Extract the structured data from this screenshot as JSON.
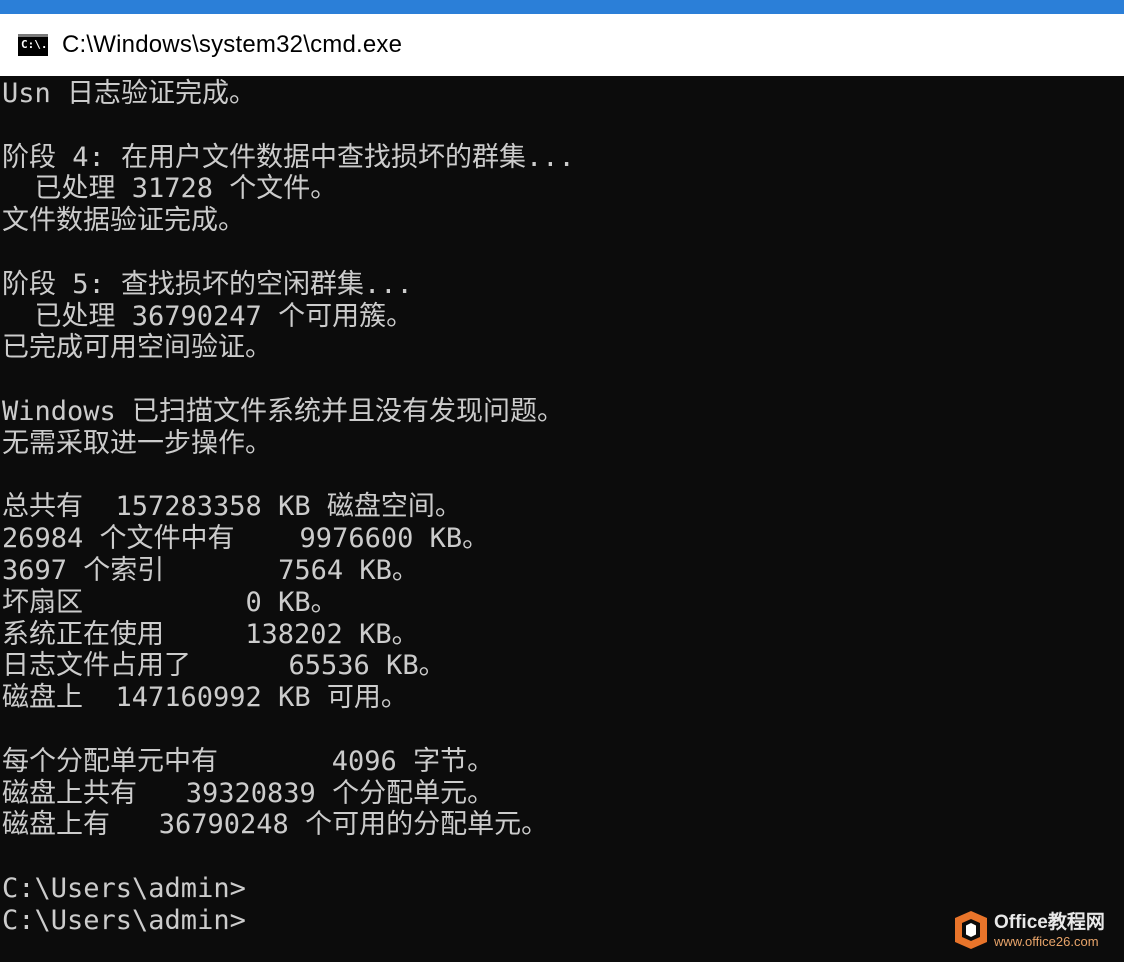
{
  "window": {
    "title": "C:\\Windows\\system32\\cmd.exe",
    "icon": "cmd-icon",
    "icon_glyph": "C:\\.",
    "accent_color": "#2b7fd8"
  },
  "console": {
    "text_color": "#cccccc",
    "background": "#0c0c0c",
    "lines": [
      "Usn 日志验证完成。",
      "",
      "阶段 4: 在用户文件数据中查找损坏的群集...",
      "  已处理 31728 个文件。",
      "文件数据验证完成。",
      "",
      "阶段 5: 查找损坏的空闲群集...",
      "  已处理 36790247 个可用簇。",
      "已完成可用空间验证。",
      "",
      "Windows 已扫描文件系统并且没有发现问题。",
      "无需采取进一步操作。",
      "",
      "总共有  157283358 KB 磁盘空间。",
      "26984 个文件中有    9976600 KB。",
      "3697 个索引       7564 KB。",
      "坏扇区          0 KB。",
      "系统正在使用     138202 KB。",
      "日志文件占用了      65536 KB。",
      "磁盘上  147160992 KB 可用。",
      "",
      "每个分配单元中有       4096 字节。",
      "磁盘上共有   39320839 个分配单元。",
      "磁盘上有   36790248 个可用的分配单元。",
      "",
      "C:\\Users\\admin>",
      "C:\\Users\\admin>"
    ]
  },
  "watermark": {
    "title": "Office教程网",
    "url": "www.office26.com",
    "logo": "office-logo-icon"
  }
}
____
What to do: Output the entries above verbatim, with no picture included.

Response below:
Extract the structured data from this screenshot as JSON.
{
  "window": {
    "title": "C:\\Windows\\system32\\cmd.exe",
    "icon": "cmd-icon",
    "icon_glyph": "C:\\.",
    "accent_color": "#2b7fd8"
  },
  "console": {
    "text_color": "#cccccc",
    "background": "#0c0c0c",
    "lines": [
      "Usn 日志验证完成。",
      "",
      "阶段 4: 在用户文件数据中查找损坏的群集...",
      "  已处理 31728 个文件。",
      "文件数据验证完成。",
      "",
      "阶段 5: 查找损坏的空闲群集...",
      "  已处理 36790247 个可用簇。",
      "已完成可用空间验证。",
      "",
      "Windows 已扫描文件系统并且没有发现问题。",
      "无需采取进一步操作。",
      "",
      "总共有  157283358 KB 磁盘空间。",
      "26984 个文件中有    9976600 KB。",
      "3697 个索引       7564 KB。",
      "坏扇区          0 KB。",
      "系统正在使用     138202 KB。",
      "日志文件占用了      65536 KB。",
      "磁盘上  147160992 KB 可用。",
      "",
      "每个分配单元中有       4096 字节。",
      "磁盘上共有   39320839 个分配单元。",
      "磁盘上有   36790248 个可用的分配单元。",
      "",
      "C:\\Users\\admin>",
      "C:\\Users\\admin>"
    ]
  },
  "watermark": {
    "title": "Office教程网",
    "url": "www.office26.com",
    "logo": "office-logo-icon"
  }
}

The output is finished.